- Weight/form factor: Its very comfortable to hold and use on a daily basis. I find it the most useful on the bed or sofa. Its still a little too heavy to hold for more than 25-30 minutes without some kind of support for your arms.
- Screen: Viewing angle is incredibly good. There is almost no situation where this has been an issue. Brightness is awesome. However, It still suffers the same issues as the iPhone 4 does in bright sunlight.
- Battery: They say ~10 hours and they mean it. I recharge every 3-4 days and easily get 10+ hours regardless of what I’m doing on it. Pretty impressive. Full charge time takes about 4 hours.
- Unexpected things: Two really cool Applications are WebEx and Join Me. These allow you to attend virtual meetings directly on the iPad. Really awesome for those in Consulting and IT!
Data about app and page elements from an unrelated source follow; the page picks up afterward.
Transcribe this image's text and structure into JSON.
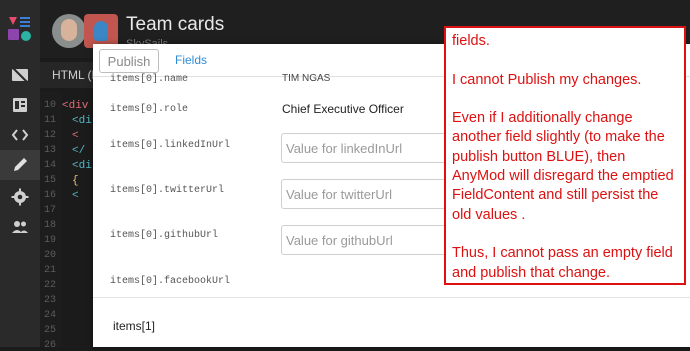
{
  "app": {
    "title": "Team cards",
    "subtitle": "SkySails"
  },
  "rail": {
    "items": [
      {
        "icon": "eye-off-icon"
      },
      {
        "icon": "document-icon"
      },
      {
        "icon": "code-icon"
      },
      {
        "icon": "pencil-icon",
        "active": true
      },
      {
        "icon": "gear-icon"
      },
      {
        "icon": "users-icon"
      }
    ]
  },
  "editor": {
    "tab_label": "HTML (H",
    "line_numbers": [
      "10",
      "11",
      "12",
      "13",
      "14",
      "15",
      "16",
      "17",
      "18",
      "19",
      "20",
      "21",
      "22",
      "23",
      "24",
      "25",
      "26"
    ],
    "code_lines": [
      "<div c",
      "<di",
      "<",
      "</",
      "<di",
      "{",
      "<",
      "",
      "",
      "",
      "",
      "",
      "",
      "",
      "",
      "",
      ""
    ]
  },
  "modal": {
    "publish_label": "Publish",
    "fields_tab_label": "Fields",
    "fields": [
      {
        "name": "items[0].name",
        "value": "TIM NGAS"
      },
      {
        "name": "items[0].role",
        "value": "Chief Executive Officer"
      },
      {
        "name": "items[0].linkedInUrl",
        "placeholder": "Value for linkedInUrl"
      },
      {
        "name": "items[0].twitterUrl",
        "placeholder": "Value for twitterUrl"
      },
      {
        "name": "items[0].githubUrl",
        "placeholder": "Value for githubUrl"
      },
      {
        "name": "items[0].facebookUrl",
        "placeholder": ""
      }
    ],
    "next_item_label": "items[1]"
  },
  "callout": {
    "paragraphs": [
      "fields.",
      "I cannot Publish my changes.",
      "Even if I additionally change another field slightly (to make the publish button BLUE),  then AnyMod will disregard the emptied FieldContent and still persist the old values .",
      "Thus, I cannot pass an empty field and publish that change."
    ]
  },
  "colors": {
    "accent": "#2f8dd6",
    "callout_red": "#dd1111",
    "background_dark": "#1b1b1b"
  }
}
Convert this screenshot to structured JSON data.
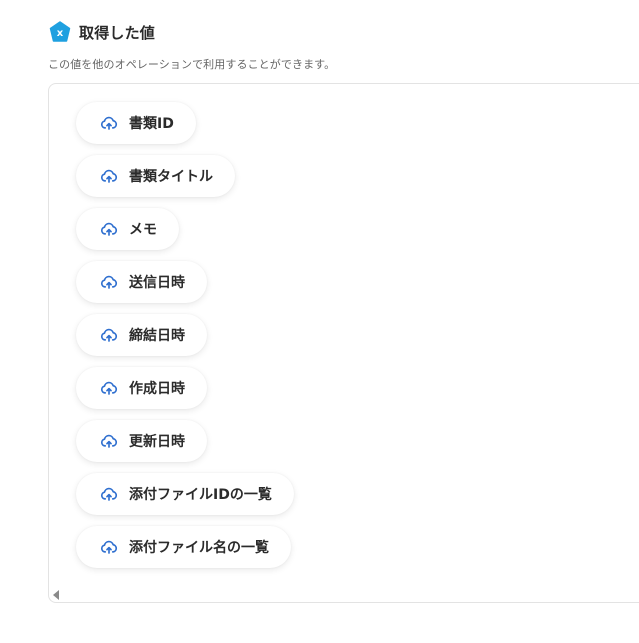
{
  "section": {
    "title": "取得した値",
    "badge_letter": "x",
    "badge_color": "#1fa0e0",
    "description": "この値を他のオペレーションで利用することができます。"
  },
  "values": [
    {
      "label": "書類ID",
      "icon": "cloud-upload-icon"
    },
    {
      "label": "書類タイトル",
      "icon": "cloud-upload-icon"
    },
    {
      "label": "メモ",
      "icon": "cloud-upload-icon"
    },
    {
      "label": "送信日時",
      "icon": "cloud-upload-icon"
    },
    {
      "label": "締結日時",
      "icon": "cloud-upload-icon"
    },
    {
      "label": "作成日時",
      "icon": "cloud-upload-icon"
    },
    {
      "label": "更新日時",
      "icon": "cloud-upload-icon"
    },
    {
      "label": "添付ファイルIDの一覧",
      "icon": "cloud-upload-icon"
    },
    {
      "label": "添付ファイル名の一覧",
      "icon": "cloud-upload-icon"
    }
  ],
  "colors": {
    "icon": "#2f6fcf",
    "border": "#e3e3e3"
  }
}
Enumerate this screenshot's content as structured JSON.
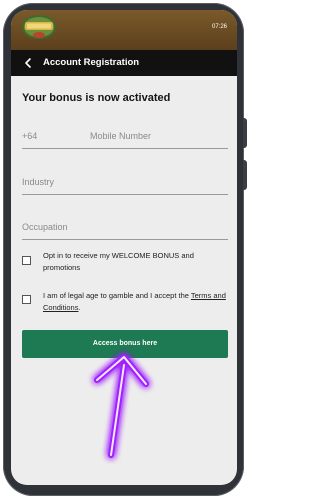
{
  "status_bar": {
    "time": "07:26",
    "logo_icon": "casino-logo-icon"
  },
  "header": {
    "back_icon": "chevron-left-icon",
    "title": "Account Registration"
  },
  "form": {
    "heading": "Your bonus is now activated",
    "phone": {
      "prefix": "+64",
      "placeholder": "Mobile Number"
    },
    "industry": {
      "placeholder": "Industry"
    },
    "occupation": {
      "placeholder": "Occupation"
    },
    "opt_in": {
      "checked": false,
      "text": "Opt in to receive my WELCOME BONUS and promotions"
    },
    "legal": {
      "checked": false,
      "text_before": "I am of legal age to gamble and I accept the ",
      "link_text": "Terms and Conditions",
      "text_after": "."
    },
    "submit_label": "Access bonus here"
  },
  "colors": {
    "accent": "#1e7a52",
    "header": "#111111",
    "arrow_glow": "#a020ff"
  }
}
- Value: $500 ($630 for my model) is no cheap investment. Especially when you can’t replace a laptop for most people. Nobody needs this device. But if you want a tablet – this is the best thing there is on the market. Andriod tablets don’t come close. Not in battery, performance, or applications.
My old SLR (Pentax IST-DL) died a few months ago and I finally bought a new one. I did alot of research and came down to three cameras:
I wanted something affordable and preferably compatible with my Sigma 70-300 lens I already owned. I decided on the Pentax K-x because of good reviews, good price, and most importantly its amazing ISO performance. Whatever the Pentax engineers did is amazing because short of going full frame pro SLR, there is no camera on the market that can beat the K-x’s ISO. I got a White one …
I took a few sample shots to see how it performs under low light, fast exposures, and macro settings. They seem to be pretty good for this little SLR.